The Federal Reserve stated that in the future it will expand the scope of the permanent repurchase mechanism to banks that accept deposits. The mechanism for primary dealers will operate daily, while the mechanism for foreign central banks will operate as needed.
The American “Wall Street Journal” article stated that the establishment of such a permanent mechanism will reduce the possibility that the Fed will have to temporarily increase liquidity to the market through a repurchase agreement. These repurchases are in fact short-term cash loans provided to eligible financial companies, with U.S. Treasury bonds or mortgage bonds as collateral. In the past few years, the Fed had to carry out these repurchase operations to increase banking reserves and help overcome the first wave of market panic caused by the new crown epidemic.
After the announcement of the Fed’s statement, the key market indicator, the 10-year Treasury bond yield rose to a daily high of 1.278%, and then fell back to 1.228%.
The Bank of Korea said on the 29th that the Fed’s decision was in line with expectations and had limited impact on the global market.
Many countries are preparing to respond to the shift in U.S. monetary policy
As the U.S. economy has basically recovered to its pre-epidemic level, people from all walks of life are concerned about the timing of its austerity, and many central banks are preparing to adopt an early austerity policy to respond.
The Bank of England will announce its interest rate decision on August 5 and announce the minutes of the meeting. The bank may maintain its full-speed stimulus policy unchanged, but two decision-making officials said that due to accelerating inflation, the bond purchase plan of nearly 900 billion pounds (about 1.2 trillion US dollars) may have to end early.
In fact, since March this year, many emerging economies, including Russia and Turkey, have gradually tightened their monetary policies. Last Friday, Russia announced an interest rate hike of 100 basis points to 6.5%, which was the largest rate hike since the 2014 ruble crisis. Russia’s central bank governor Nabiulina has stated many times before that domestic inflationary pressures are not temporary. Looking ahead, the Central Bank of Russia predicts that this year’s inflation rate will be 5.7%-6.2%, which is far higher than the central bank’s target of 4%.

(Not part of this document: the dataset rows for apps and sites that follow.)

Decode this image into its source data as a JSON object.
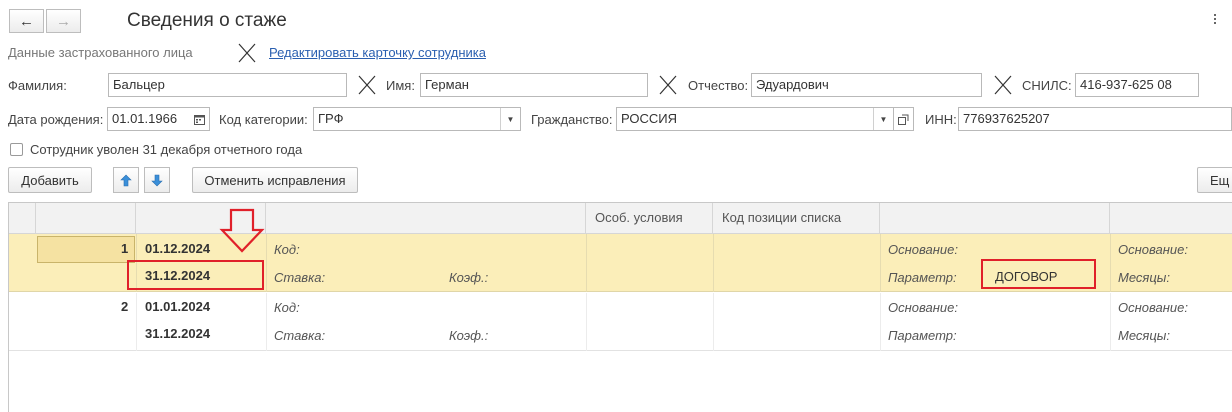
{
  "window": {
    "title": "Сведения о стаже",
    "back_glyph": "←",
    "forward_glyph": "→"
  },
  "insured": {
    "section_label": "Данные застрахованного лица",
    "edit_link": "Редактировать карточку сотрудника",
    "surname_label": "Фамилия:",
    "surname_value": "Бальцер",
    "name_label": "Имя:",
    "name_value": "Герман",
    "patronymic_label": "Отчество:",
    "patronymic_value": "Эдуардович",
    "snils_label": "СНИЛС:",
    "snils_value": "416-937-625 08",
    "birth_label": "Дата рождения:",
    "birth_value": "01.01.1966",
    "category_label": "Код категории:",
    "category_value": "ГРФ",
    "citizenship_label": "Гражданство:",
    "citizenship_value": "РОССИЯ",
    "inn_label": "ИНН:",
    "inn_value": "776937625207",
    "dismissed_label": "Сотрудник уволен 31 декабря отчетного года",
    "dismissed_checked": false
  },
  "toolbar": {
    "add_label": "Добавить",
    "cancel_fix_label": "Отменить исправления",
    "more_label": "Ещ"
  },
  "table": {
    "headers": {
      "special_conditions": "Особ. условия",
      "list_position_code": "Код позиции списка"
    },
    "rows": [
      {
        "num": "1",
        "date_from": "01.12.2024",
        "date_to": "31.12.2024",
        "code_label": "Код:",
        "rate_label": "Ставка:",
        "coef_label": "Коэф.:",
        "basis_label": "Основание:",
        "param_label": "Параметр:",
        "param_value": "ДОГОВОР",
        "basis2_label": "Основание:",
        "months_label": "Месяцы:"
      },
      {
        "num": "2",
        "date_from": "01.01.2024",
        "date_to": "31.12.2024",
        "code_label": "Код:",
        "rate_label": "Ставка:",
        "coef_label": "Коэф.:",
        "basis_label": "Основание:",
        "param_label": "Параметр:",
        "basis2_label": "Основание:",
        "months_label": "Месяцы:"
      }
    ]
  },
  "colors": {
    "selected_row": "#fbeeb9",
    "annotation_red": "#e0202a",
    "link_blue": "#2a5fb0"
  }
}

After the Federal Reserve’s interest rate meeting released last month’s attitude to study the scale of downsizing, Latin America’s Brazil, Mexico, and Chile successively announced their interest rate hike decisions. In addition to coping with inflationary pressures, preventing the Fed’s policy spillover effects in advance is also one of the considerations.

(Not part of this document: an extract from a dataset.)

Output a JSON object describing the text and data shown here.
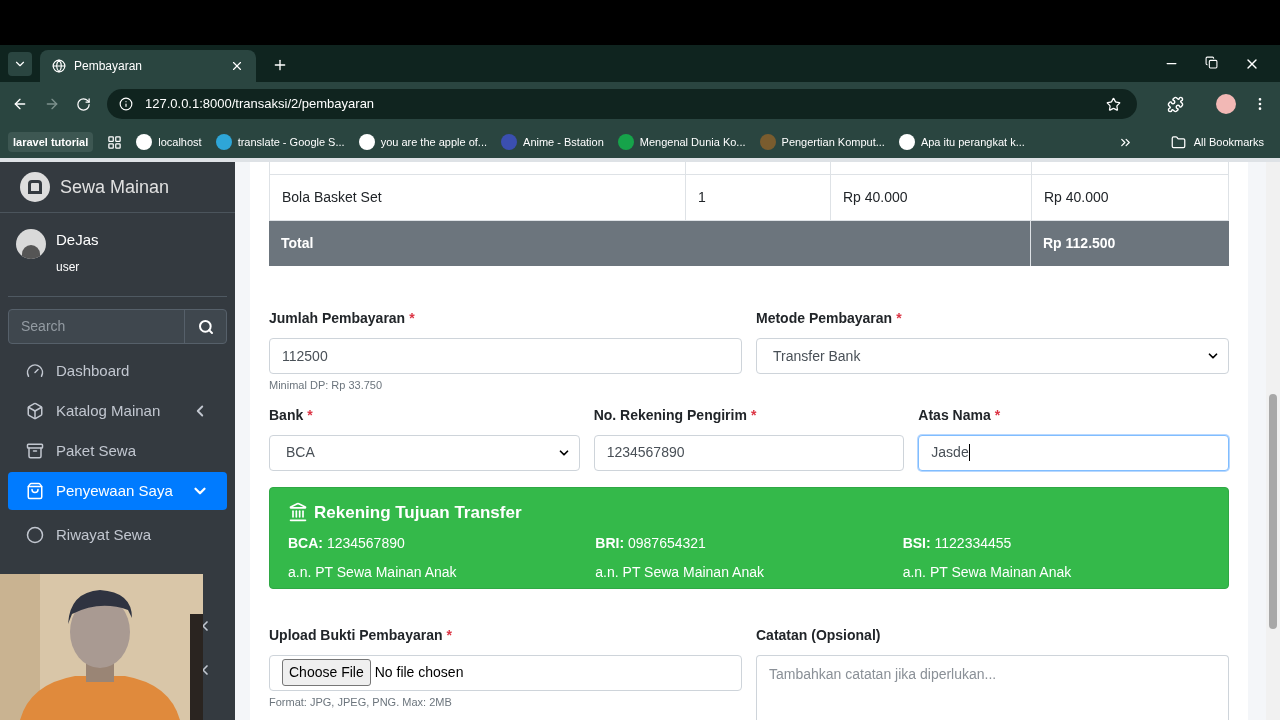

In 2013, the then Fed Chairman Ben Bernanke hinted that he would reduce debt purchases and triggered a “reduction panic.” Morgan Stanley analyst Lord Lord proposed the concept of the “fragile five countries”: emerging economies that account for 7% of the global economy Brazil, Indonesia, India, Turkey, and South Africa have been challenged by negative factors such as inflationary pressures, exchange rate overvaluations, and huge current account deficits, and their economic growth has slowed down. Take Indonesia as an example. At the beginning of 2014, the country’s current account deficit rate rose to 4.4% of gross domestic product (GDP), well above the 3% warning line, and the capital market fluctuated significantly.
Market participants predict that as many countries have begun or prepared in advance to respond to the Fed’s measures to shrink the balance sheet, the spillover effect of the US monetary policy shift will be limited.